• Assignment: Pictures stay out of the copy. Everything else in the records must be repeated exactly.

• Supplied records:
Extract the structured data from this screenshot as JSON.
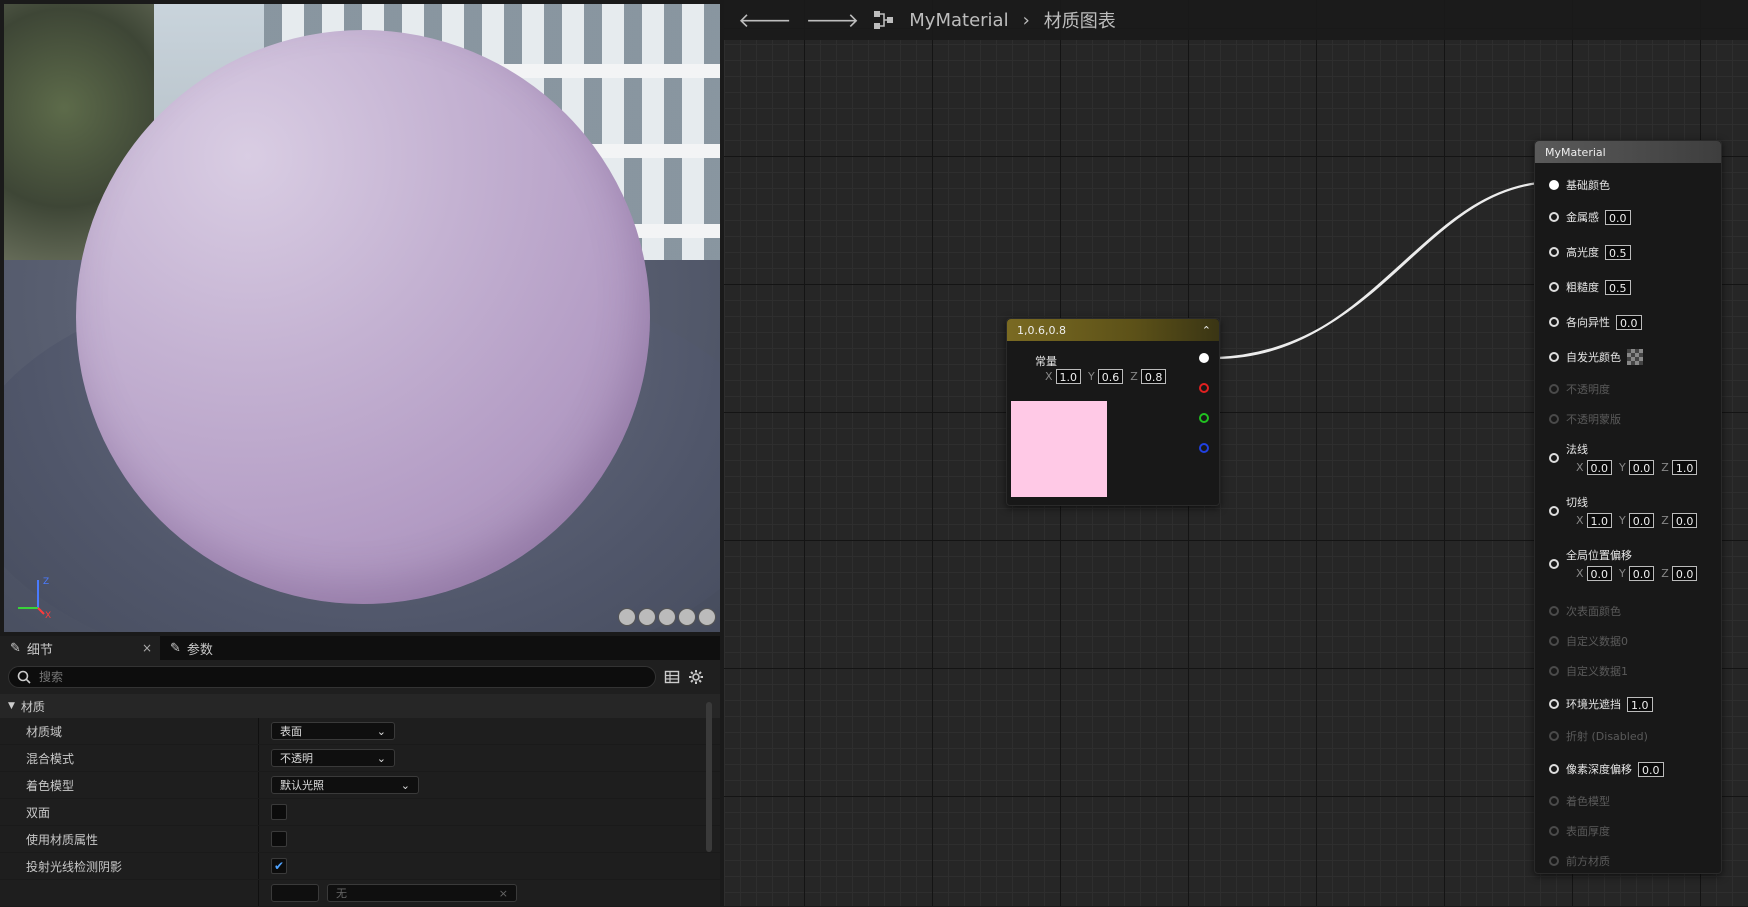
{
  "graph": {
    "breadcrumb_root": "MyMaterial",
    "breadcrumb_current": "材质图表",
    "constant_node": {
      "title": "1,0.6,0.8",
      "label": "常量",
      "x": "1.0",
      "y": "0.6",
      "z": "0.8",
      "swatch_color": "#ffc9e6",
      "pin_colors": [
        "#ffffff",
        "#e02020",
        "#20c020",
        "#2040e0"
      ]
    },
    "material_node": {
      "title": "MyMaterial",
      "inputs": [
        {
          "label": "基础颜色",
          "active": true
        },
        {
          "label": "金属感",
          "value": "0.0",
          "active": true
        },
        {
          "label": "高光度",
          "value": "0.5",
          "active": true
        },
        {
          "label": "粗糙度",
          "value": "0.5",
          "active": true
        },
        {
          "label": "各向异性",
          "value": "0.0",
          "active": true
        },
        {
          "label": "自发光颜色",
          "active": true
        },
        {
          "label": "不透明度",
          "active": false
        },
        {
          "label": "不透明蒙版",
          "active": false
        },
        {
          "label": "法线",
          "x": "0.0",
          "y": "0.0",
          "z": "1.0",
          "active": true
        },
        {
          "label": "切线",
          "x": "1.0",
          "y": "0.0",
          "z": "0.0",
          "active": true
        },
        {
          "label": "全局位置偏移",
          "x": "0.0",
          "y": "0.0",
          "z": "0.0",
          "active": true
        },
        {
          "label": "次表面颜色",
          "active": false
        },
        {
          "label": "自定义数据0",
          "active": false
        },
        {
          "label": "自定义数据1",
          "active": false
        },
        {
          "label": "环境光遮挡",
          "value": "1.0",
          "active": true
        },
        {
          "label": "折射 (Disabled)",
          "active": false
        },
        {
          "label": "像素深度偏移",
          "value": "0.0",
          "active": true
        },
        {
          "label": "着色模型",
          "active": false
        },
        {
          "label": "表面厚度",
          "active": false
        },
        {
          "label": "前方材质",
          "active": false
        }
      ]
    }
  },
  "details": {
    "tab_details": "细节",
    "tab_params": "参数",
    "close_glyph": "×",
    "search_placeholder": "搜索",
    "section": "材质",
    "material_domain": {
      "label": "材质域",
      "value": "表面"
    },
    "blend_mode": {
      "label": "混合模式",
      "value": "不透明"
    },
    "shading_model": {
      "label": "着色模型",
      "value": "默认光照"
    },
    "two_sided": {
      "label": "双面",
      "checked": false
    },
    "use_material_attributes": {
      "label": "使用材质属性",
      "checked": false
    },
    "cast_ray_traced_shadows": {
      "label": "投射光线检测阴影",
      "checked": true
    },
    "last_row_value": "无"
  },
  "viewport": {
    "axis_z": "Z",
    "axis_x": "X",
    "sphere_color": "#c4b2d2"
  },
  "icons": {
    "back": "back-arrow-icon",
    "forward": "forward-arrow-icon",
    "hierarchy": "hierarchy-icon",
    "search": "search-icon",
    "grid": "grid-view-icon",
    "settings": "gear-icon"
  }
}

• Exercise answer:
Extract the structured data from this screenshot as JSON.
{
  "graph": {
    "breadcrumb_root": "MyMaterial",
    "breadcrumb_current": "材质图表",
    "constant_node": {
      "title": "1,0.6,0.8",
      "label": "常量",
      "x": "1.0",
      "y": "0.6",
      "z": "0.8",
      "swatch_color": "#ffc9e6",
      "pin_colors": [
        "#ffffff",
        "#e02020",
        "#20c020",
        "#2040e0"
      ]
    },
    "material_node": {
      "title": "MyMaterial",
      "inputs": [
        {
          "label": "基础颜色",
          "active": true
        },
        {
          "label": "金属感",
          "value": "0.0",
          "active": true
        },
        {
          "label": "高光度",
          "value": "0.5",
          "active": true
        },
        {
          "label": "粗糙度",
          "value": "0.5",
          "active": true
        },
        {
          "label": "各向异性",
          "value": "0.0",
          "active": true
        },
        {
          "label": "自发光颜色",
          "active": true
        },
        {
          "label": "不透明度",
          "active": false
        },
        {
          "label": "不透明蒙版",
          "active": false
        },
        {
          "label": "法线",
          "x": "0.0",
          "y": "0.0",
          "z": "1.0",
          "active": true
        },
        {
          "label": "切线",
          "x": "1.0",
          "y": "0.0",
          "z": "0.0",
          "active": true
        },
        {
          "label": "全局位置偏移",
          "x": "0.0",
          "y": "0.0",
          "z": "0.0",
          "active": true
        },
        {
          "label": "次表面颜色",
          "active": false
        },
        {
          "label": "自定义数据0",
          "active": false
        },
        {
          "label": "自定义数据1",
          "active": false
        },
        {
          "label": "环境光遮挡",
          "value": "1.0",
          "active": true
        },
        {
          "label": "折射 (Disabled)",
          "active": false
        },
        {
          "label": "像素深度偏移",
          "value": "0.0",
          "active": true
        },
        {
          "label": "着色模型",
          "active": false
        },
        {
          "label": "表面厚度",
          "active": false
        },
        {
          "label": "前方材质",
          "active": false
        }
      ]
    }
  },
  "details": {
    "tab_details": "细节",
    "tab_params": "参数",
    "close_glyph": "×",
    "search_placeholder": "搜索",
    "section": "材质",
    "material_domain": {
      "label": "材质域",
      "value": "表面"
    },
    "blend_mode": {
      "label": "混合模式",
      "value": "不透明"
    },
    "shading_model": {
      "label": "着色模型",
      "value": "默认光照"
    },
    "two_sided": {
      "label": "双面",
      "checked": false
    },
    "use_material_attributes": {
      "label": "使用材质属性",
      "checked": false
    },
    "cast_ray_traced_shadows": {
      "label": "投射光线检测阴影",
      "checked": true
    },
    "last_row_value": "无"
  },
  "viewport": {
    "axis_z": "Z",
    "axis_x": "X",
    "sphere_color": "#c4b2d2"
  },
  "icons": {
    "back": "back-arrow-icon",
    "forward": "forward-arrow-icon",
    "hierarchy": "hierarchy-icon",
    "search": "search-icon",
    "grid": "grid-view-icon",
    "settings": "gear-icon"
  }
}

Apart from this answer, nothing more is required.